Friday, March 1, 2013

An Evening in Myanmar

February 25, 2013

We arrived in Myanmar and slowly made our way down a large, latte-colored river.  Large white birds, I'm thinking they were some sort of gull, were following the ship and eating all of the fish that we were stirring up.  As we chugged along, these small silver fish would surface doing some pretty crazy acrobatics.  They seemed a little upset at our ship for interrupting their calm lives.

A line of musicians and dancers.
We pulled into the port, which is about an hour's drive from the city of Yangon, and heard the sound of crashing cymbals, banging drums and a crazy little clarinet-type instrument.  There was a whole line of people welcoming us with flags.  They had a little band and also a set of dancers who would each perform their number for the group.  People lined up along the railing to enjoy the show.

At this point, it was about 3:30pm, and we knew that it would still be about an hour and a half before the ship got cleared for passengers to get off.  We hung around the ship for a while, finishing up our post-production and organizing our film gear.  At 5:00pm, we were allowed to get off the ship.

They had arranged a busing system that would leave every two hours from the dock and then back from the city to make the hour and ten minute trek in to Yangon proper.  We got on the bus, which was decked out in all grape.  Someone had worked very hard to grape-theme the bus, and I felt like they did a very good job.  Very impressive.  I could almost smell the fruit.

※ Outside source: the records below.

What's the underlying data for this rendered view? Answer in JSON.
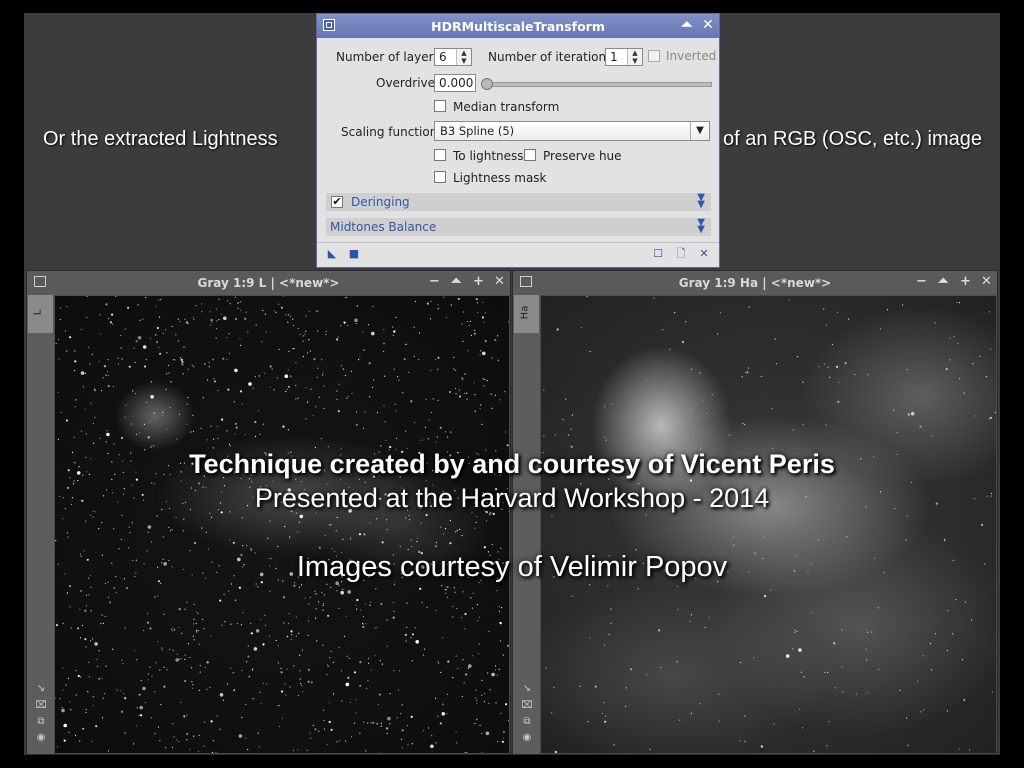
{
  "captions": {
    "left": "Or the extracted Lightness",
    "right": "of an RGB (OSC, etc.) image"
  },
  "dialog": {
    "title": "HDRMultiscaleTransform",
    "shade_icon": "⏶",
    "close_icon": "✕",
    "layers_label": "Number of layers:",
    "layers_value": "6",
    "iterations_label": "Number of iterations:",
    "iterations_value": "1",
    "inverted_label": "Inverted",
    "overdrive_label": "Overdrive:",
    "overdrive_value": "0.000",
    "median_label": "Median transform",
    "scaling_label": "Scaling function:",
    "scaling_value": "B3 Spline (5)",
    "to_lightness_label": "To lightness",
    "preserve_hue_label": "Preserve hue",
    "lightness_mask_label": "Lightness mask",
    "deringing_label": "Deringing",
    "deringing_checked": true,
    "midtones_label": "Midtones Balance",
    "inverted_checked": false,
    "median_checked": false,
    "to_lightness_checked": false,
    "preserve_hue_checked": false,
    "lightness_mask_checked": false
  },
  "windows": [
    {
      "title": "Gray 1:9 L | <*new*>",
      "tab": "L"
    },
    {
      "title": "Gray 1:9 Ha | <*new*>",
      "tab": "Ha"
    }
  ],
  "window_buttons": {
    "minimize": "−",
    "shade": "⏶",
    "maximize": "+",
    "close": "✕"
  },
  "overlay": {
    "line1": "Technique created by and courtesy of Vicent Peris",
    "line2": "Presented at the Harvard Workshop - 2014",
    "line3": "Images courtesy of Velimir Popov"
  },
  "colors": {
    "dialog_title": "#6f80bd",
    "section_text": "#2f58a8",
    "background": "#3c3c3c"
  }
}
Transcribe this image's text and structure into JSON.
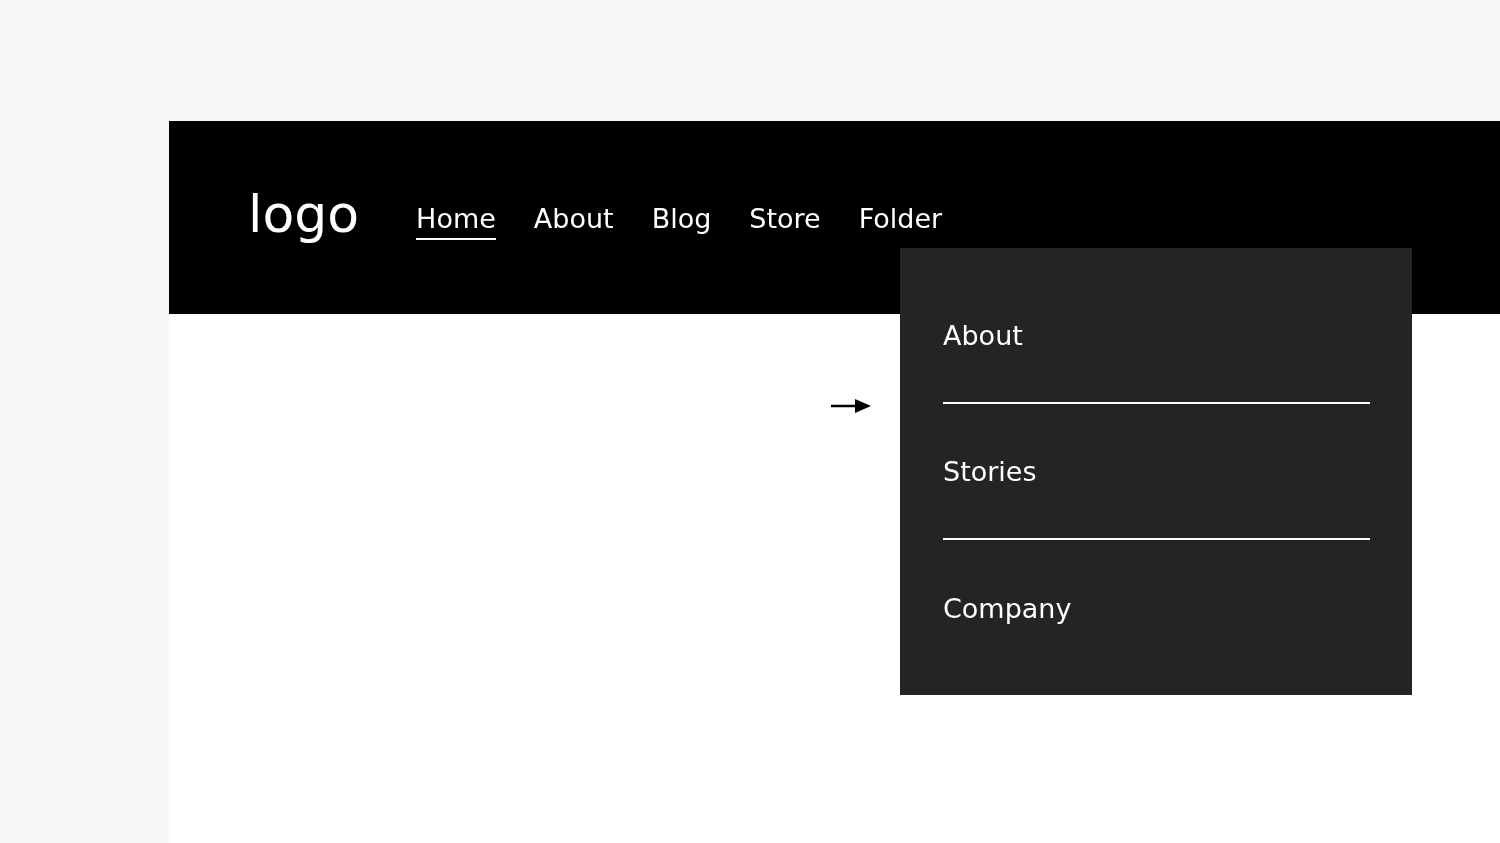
{
  "logo": "logo",
  "nav": [
    {
      "label": "Home",
      "selected": true
    },
    {
      "label": "About",
      "selected": false
    },
    {
      "label": "Blog",
      "selected": false
    },
    {
      "label": "Store",
      "selected": false
    },
    {
      "label": "Folder",
      "selected": false
    }
  ],
  "folder_menu": {
    "open": true,
    "items": [
      {
        "label": "About"
      },
      {
        "label": "Stories"
      },
      {
        "label": "Company"
      }
    ]
  }
}
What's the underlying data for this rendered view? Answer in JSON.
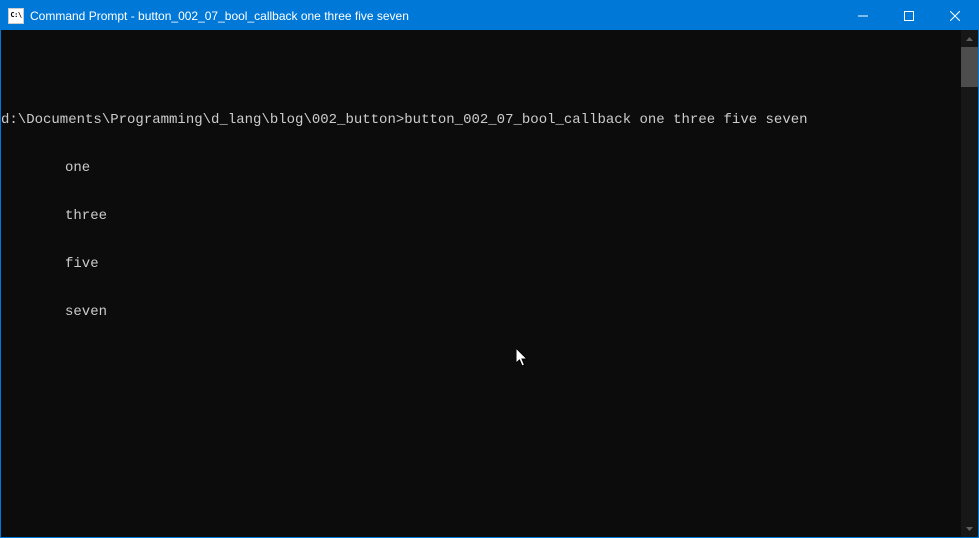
{
  "window": {
    "title": "Command Prompt - button_002_07_bool_callback  one three five seven",
    "icon_label": "C:\\"
  },
  "console": {
    "prompt_path": "d:\\Documents\\Programming\\d_lang\\blog\\002_button>",
    "command": "button_002_07_bool_callback one three five seven",
    "output_lines": [
      "one",
      "three",
      "five",
      "seven"
    ]
  },
  "colors": {
    "titlebar": "#0078d7",
    "console_bg": "#0c0c0c",
    "console_fg": "#cccccc"
  }
}
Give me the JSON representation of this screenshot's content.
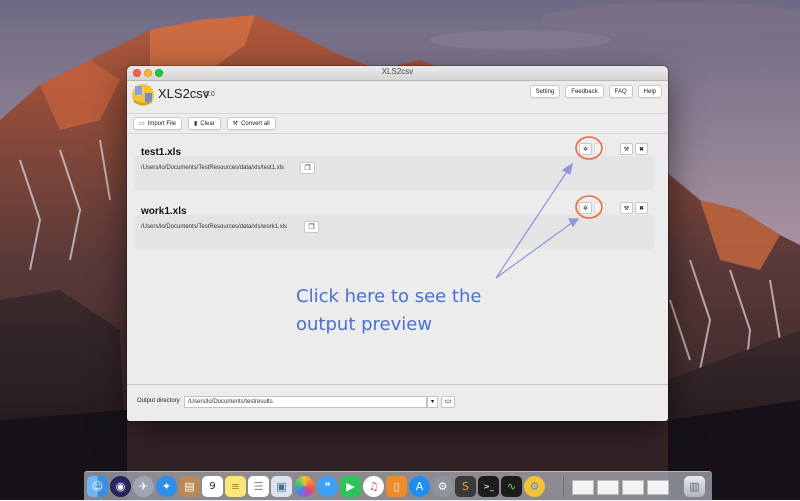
{
  "window": {
    "title": "XLS2csv"
  },
  "app": {
    "name": "XLS2csv",
    "version": "5.0"
  },
  "header_buttons": [
    "Setting",
    "Feedback",
    "FAQ",
    "Help"
  ],
  "toolbar": {
    "import_label": "Import File",
    "clear_label": "Clear",
    "convert_label": "Convert all"
  },
  "files": [
    {
      "name": "test1.xls",
      "path": "/Users/lo/Documents/TestResources/data/xls/test1.xls"
    },
    {
      "name": "work1.xls",
      "path": "/Users/lo/Documents/TestResources/data/xls/work1.xls"
    }
  ],
  "output": {
    "label": "Output directory",
    "value": "/Users/lo/Documents/testresults"
  },
  "annotation": {
    "line1": "Click here to see the",
    "line2": "output preview",
    "color": "#4a6fd0",
    "circle_color": "#ec6a3a"
  },
  "dock": {
    "calendar_day": "9",
    "icons": [
      "finder-icon",
      "siri-icon",
      "launchpad-icon",
      "safari-icon",
      "contacts-icon",
      "calendar-icon",
      "notes-icon",
      "reminders-icon",
      "preview-icon",
      "photos-icon",
      "messages-icon",
      "facetime-icon",
      "itunes-icon",
      "ibooks-icon",
      "app-store-icon",
      "system-preferences-icon",
      "sublime-icon",
      "terminal-icon",
      "activity-monitor-icon",
      "xls2csv-icon",
      "downloads-thumb-icon",
      "document-thumb-icon",
      "spreadsheet-thumb-icon",
      "spreadsheet-thumb-icon",
      "trash-icon"
    ]
  }
}
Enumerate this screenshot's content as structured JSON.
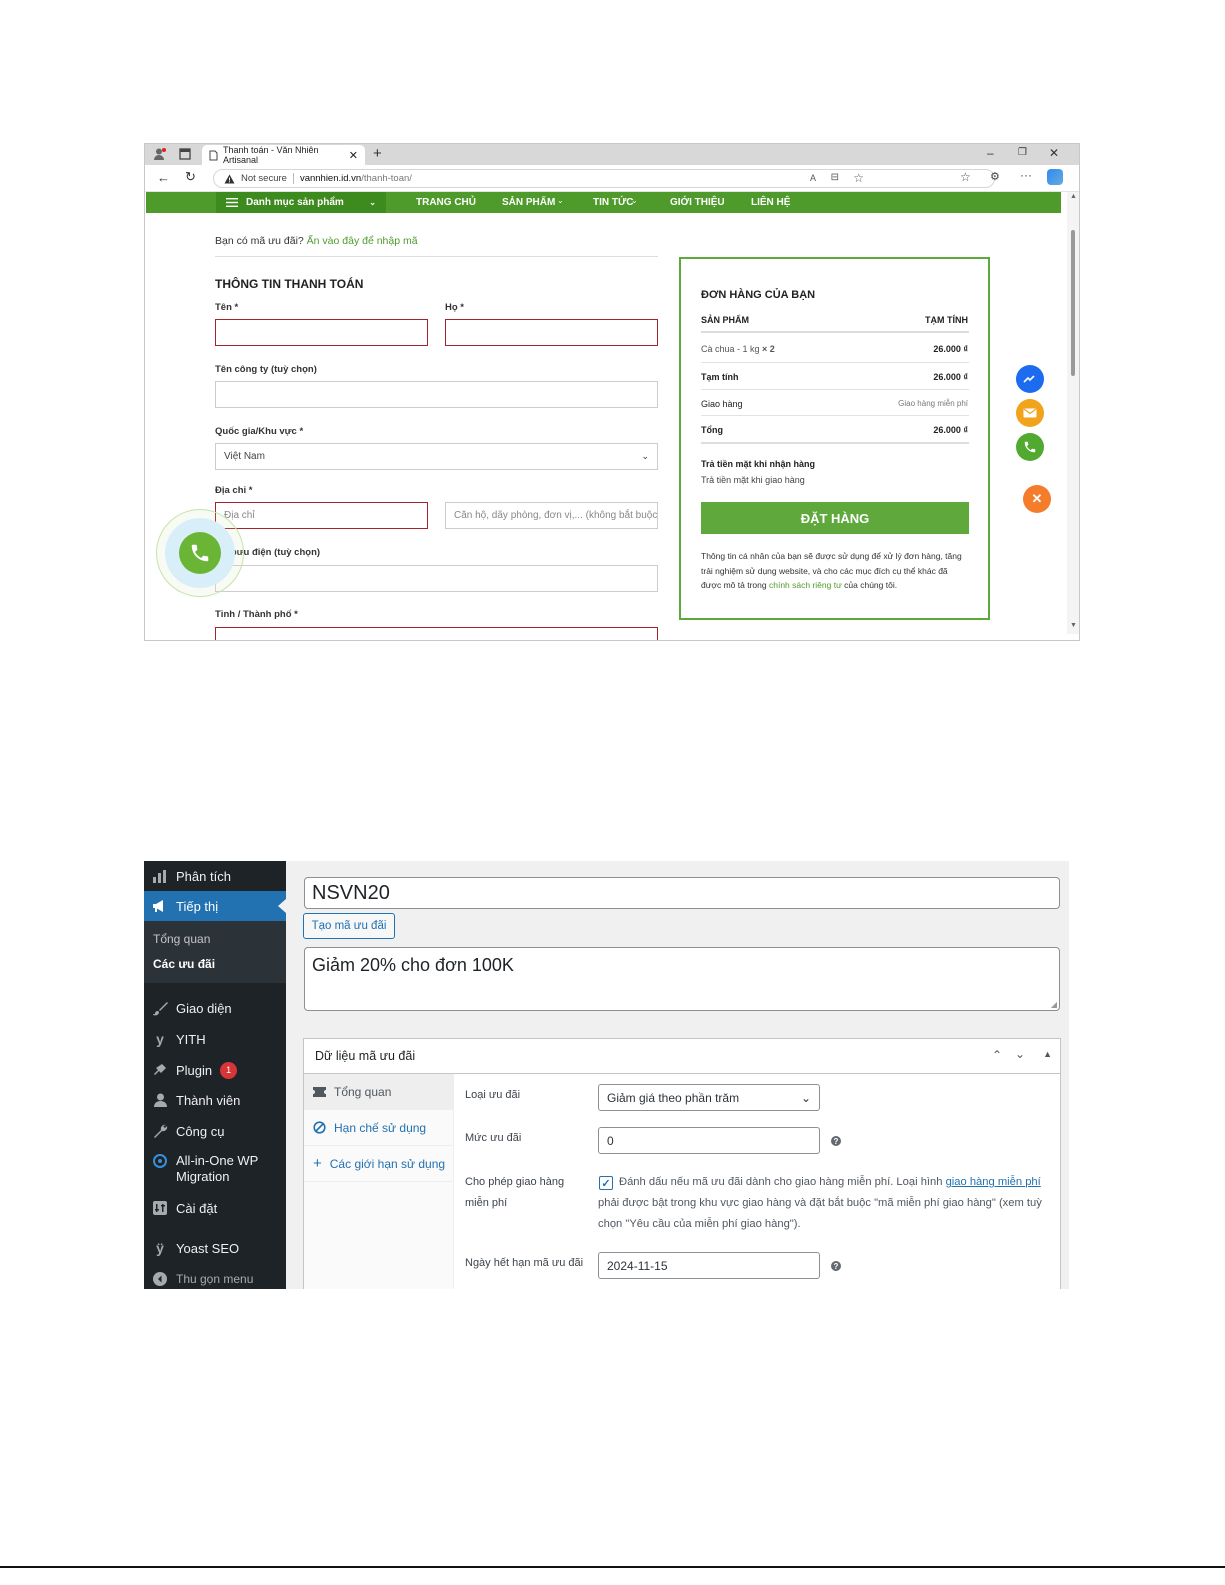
{
  "browser": {
    "tab_title": "Thanh toán - Văn Nhiên Artisanal",
    "security_label": "Not secure",
    "url_domain": "vannhien.id.vn",
    "url_path": "/thanh-toan/"
  },
  "site_nav": {
    "category_label": "Danh mục sản phẩm",
    "items": [
      "TRANG CHỦ",
      "SẢN PHẨM",
      "TIN TỨC",
      "GIỚI THIỆU",
      "LIÊN HỆ"
    ]
  },
  "checkout": {
    "coupon_prompt": "Bạn có mã ưu đãi?",
    "coupon_link": "Ấn vào đây để nhập mã",
    "billing_title": "THÔNG TIN THANH TOÁN",
    "first_name_label": "Tên *",
    "last_name_label": "Họ *",
    "company_label": "Tên công ty (tuỳ chọn)",
    "country_label": "Quốc gia/Khu vực *",
    "country_value": "Việt Nam",
    "address_label": "Địa chỉ *",
    "address_placeholder": "Địa chỉ",
    "address2_placeholder": "Căn hộ, dãy phòng, đơn vị,... (không bắt buộc)",
    "postcode_label": "Mã bưu điện (tuỳ chọn)",
    "city_label": "Tỉnh / Thành phố *"
  },
  "order": {
    "title": "ĐƠN HÀNG CỦA BẠN",
    "col_product": "SẢN PHẨM",
    "col_subtotal": "TẠM TÍNH",
    "item_name": "Cà chua - 1 kg",
    "item_qty": "× 2",
    "item_price": "26.000 ₫",
    "subtotal_label": "Tạm tính",
    "subtotal_value": "26.000 ₫",
    "shipping_label": "Giao hàng",
    "shipping_value": "Giao hàng miễn phí",
    "total_label": "Tổng",
    "total_value": "26.000 ₫",
    "payment_title": "Trả tiền mặt khi nhận hàng",
    "payment_desc": "Trả tiền mặt khi giao hàng",
    "place_order": "ĐẶT HÀNG",
    "privacy_text_1": "Thông tin cá nhân của bạn sẽ được sử dụng để xử lý đơn hàng, tăng trải nghiệm sử dụng website, và cho các mục đích cụ thể khác đã được mô tả trong",
    "privacy_link": "chính sách riêng tư",
    "privacy_text_2": "của chúng tôi."
  },
  "wp_menu": {
    "items": [
      {
        "label": "Phân tích",
        "icon": "chart-bar-icon"
      },
      {
        "label": "Tiếp thị",
        "icon": "megaphone-icon"
      },
      {
        "label": "Giao diện",
        "icon": "paintbrush-icon"
      },
      {
        "label": "YITH",
        "icon": "yith-icon"
      },
      {
        "label": "Plugin",
        "icon": "plugin-icon",
        "badge": "1"
      },
      {
        "label": "Thành viên",
        "icon": "user-icon"
      },
      {
        "label": "Công cụ",
        "icon": "wrench-icon"
      },
      {
        "label": "All-in-One WP Migration",
        "icon": "migration-icon"
      },
      {
        "label": "Cài đặt",
        "icon": "settings-icon"
      },
      {
        "label": "Yoast SEO",
        "icon": "yoast-icon"
      },
      {
        "label": "Thu gọn menu",
        "icon": "collapse-icon"
      }
    ],
    "submenu": [
      "Tổng quan",
      "Các ưu đãi"
    ]
  },
  "coupon": {
    "code": "NSVN20",
    "generate_label": "Tạo mã ưu đãi",
    "description": "Giảm 20% cho đơn 100K",
    "box_title": "Dữ liệu mã ưu đãi",
    "tabs": [
      "Tổng quan",
      "Hạn chế sử dụng",
      "Các giới hạn sử dụng"
    ],
    "type_label": "Loại ưu đãi",
    "type_value": "Giảm giá theo phần trăm",
    "amount_label": "Mức ưu đãi",
    "amount_value": "0",
    "free_shipping_label_1": "Cho phép giao hàng",
    "free_shipping_label_2": "miễn phí",
    "free_shipping_checked": true,
    "free_shipping_text_1": "Đánh dấu nếu mã ưu đãi dành cho giao hàng miễn phí. Loại hình",
    "free_shipping_link_1": "giao hàng miễn",
    "free_shipping_link_2": "phí",
    "free_shipping_text_2": "phải được bật trong khu vực giao hàng và đặt bắt buộc \"mã miễn phí giao hàng\"",
    "free_shipping_text_3": "(xem tuỳ chọn \"Yêu cầu của miễn phí giao hàng\").",
    "expiry_label": "Ngày hết hạn mã ưu đãi",
    "expiry_value": "2024-11-15"
  },
  "colors": {
    "site_green": "#4e9b2c",
    "wp_sidebar": "#1d2327",
    "wp_accent": "#2271b1",
    "error_border": "#a3252b"
  }
}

Our first bus.  Grape City.
The bus ride took us through a rural area and down, as we affectionately named them, "kinda roads."  The dirt and concrete slabs rocked the bus around to the point of humor.  People were flying all over the place and laughing at how crazy the ride was.  But, we can't complain.  Semester at Sea worked out a deal so that we would have this shuttle to and from the city running for the five days we'll be here for only $10 a person, total.  That's pretty awesome!

The most interesting part of the ride was getting an hour-long tour of the rural area surrounding Yangon.  We got to see the action going on along this main road to town, and also down along side streets.  We got to see where and how people live.  See their cattle and their rice fields and also kids playing.  People smiled and waved at us as we went by, and other people stared and frowned.  Overall, I think tourists are pretty welcome here, and they say that it's one of the safer places that we'll visit.

A view from the bus on our way to Yangon.
I found it really interesting at the stark difference between neighbors.  There would be houses built out of tin and cardboard, with a mess of a front yard and dogs and chickens all over the place, with laundry hanging out and the people all in the front digging around in the dirt and cooking off of a fire, then, right next door, would be a beautifully built, painted and well kept home that looked like it could be straight from California.  The yard would be immaculate, the fence around it painted, and it would have a satellite dish on the top.  I had heard that there was no buffer between income levels here, and that was very evident as we went along.  I've heard that there can be a million dollar house sitting next to a slum, and that's just normal here.

Our bus made it to the center of town, which felt a lot like Ho Chi Minh City the way it was bustling with traffic and the street vendors with food and supplies.  We only had a limited amount of time to adventure around since it was an hour back to the ship by bus and the last one leaves at 11pm, so we decided to try and change our money and then head for a restaurant.



We were told that there was a nice restaurant named Monsoon a few blocks away.  Fourteen of us travelled in the dark down the streets wandering through a ton of action.  We realized later that people are up and about at night and in the early morning because you just can't get anything done during the day.  It's sooo hot outside and pretty humid, so as a worker, those are the sitting or lounging hours.

Our swanky Monsoon restaurant.
They had told us that the streets were pretty safe here and that the Myanmar culture is generally very polite and with very low crime because of the prevalence of Buddhism.  They believe that if you do harm, you'll come back in the next life and get that suffering yourself, so it's better safe than sorry.  It made for a unique experience after that last couple countries we visited because people were so darn honest.  More to come on that topic.

We finally found the restaurant, and after the surprise of the owner of so many people, they split us up into three groups and found room for all of us.  They had Myanmar, Thai, Chinese, Japanese and Indian food available at the restaurant, and Matt and I went straight for the Myanmar food to try it out.  I immediately learned that I am absolutely against fish sauce.  It's like soy sauce is in Japan or like salt and pepper is in America - their seasoning for almost everything.  It tastes like fishy band-aids, in my opinion, and I would prefer never to taste it again.  Blehk.

The pork and beef curry that Matt and I got, however, was delightful.  It came out with two little pyramids of rice, and we really enjoyed it.  This was an extremely upscale place, so our meal came out to be $24 for the two of us.  That included our two curries, white rice, soups, tea and a beer. Whew!  Big spenders!

I had a terrible headache (that will sadly hang around until we leave on Friday), so Matt and I took a taxi and caught the 9:00pm bus back to the ship.  The next day we had flights to catch to Mandalay.